In economic news, private employers added 67,000 jobs during the month, Automatic Data Processing said. That was below economists' average forecast for a gain of 125,000 and also below the revised 121,000 private jobs tallied up by ADP in October.

"The second half of 2019 was going gangbusters, but December has been off to a pretty rocky start," said Mike Loewengart, vice president of investment strategy at E-Trade. "To start the week, we had market turbulence from trade and this morning we’re seeing a severe dip in mortgage applications and weak ADP numbers."

Looking at this data over the long term, he said, "it’s the lowest we’ve seen since May and in reviewing the past five years it’s some of the weakest in recent history."

"That said, it’s a far cry from financial crisis lows," Loewengart continued. "The healthcare sector has really been a bright spot in this ADP data time and again which is good news but smaller businesses and manufacturers continue to face employment headwinds"
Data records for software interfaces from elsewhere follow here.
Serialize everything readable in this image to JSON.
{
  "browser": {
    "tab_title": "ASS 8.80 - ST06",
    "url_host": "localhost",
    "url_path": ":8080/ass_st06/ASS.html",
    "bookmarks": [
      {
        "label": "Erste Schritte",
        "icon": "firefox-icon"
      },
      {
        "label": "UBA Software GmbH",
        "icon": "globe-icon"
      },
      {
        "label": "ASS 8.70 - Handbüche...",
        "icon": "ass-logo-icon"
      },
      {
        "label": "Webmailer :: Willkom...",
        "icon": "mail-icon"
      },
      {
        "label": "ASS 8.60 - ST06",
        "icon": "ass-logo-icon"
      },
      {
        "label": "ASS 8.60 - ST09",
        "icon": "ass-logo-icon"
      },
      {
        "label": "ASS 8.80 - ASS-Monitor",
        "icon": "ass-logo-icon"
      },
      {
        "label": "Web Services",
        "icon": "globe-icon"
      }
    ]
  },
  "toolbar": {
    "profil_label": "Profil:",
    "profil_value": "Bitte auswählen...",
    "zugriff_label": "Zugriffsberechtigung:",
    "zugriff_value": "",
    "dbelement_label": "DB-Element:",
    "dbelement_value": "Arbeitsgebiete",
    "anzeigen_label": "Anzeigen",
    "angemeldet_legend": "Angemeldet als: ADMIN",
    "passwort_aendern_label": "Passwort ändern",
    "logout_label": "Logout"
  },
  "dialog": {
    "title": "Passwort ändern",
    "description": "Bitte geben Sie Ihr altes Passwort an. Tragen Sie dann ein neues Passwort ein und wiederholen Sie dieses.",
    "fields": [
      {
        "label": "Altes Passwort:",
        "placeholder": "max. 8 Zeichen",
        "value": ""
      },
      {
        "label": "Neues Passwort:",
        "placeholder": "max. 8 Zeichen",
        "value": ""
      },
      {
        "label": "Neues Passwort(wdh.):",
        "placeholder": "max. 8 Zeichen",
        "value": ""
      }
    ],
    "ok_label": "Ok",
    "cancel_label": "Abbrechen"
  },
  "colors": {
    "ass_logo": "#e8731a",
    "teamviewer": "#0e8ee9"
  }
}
The Institute for Supply Management (ISM) said its non-manufacturing activity index fell to a reading of 53.9 in last month from 54.7 in October. A reading above 50 indicates expansion in the services sector, which accounts for more than two-thirds of U.S. economic activity. Economists had expected the index to slide to a reading of 54.5 in November.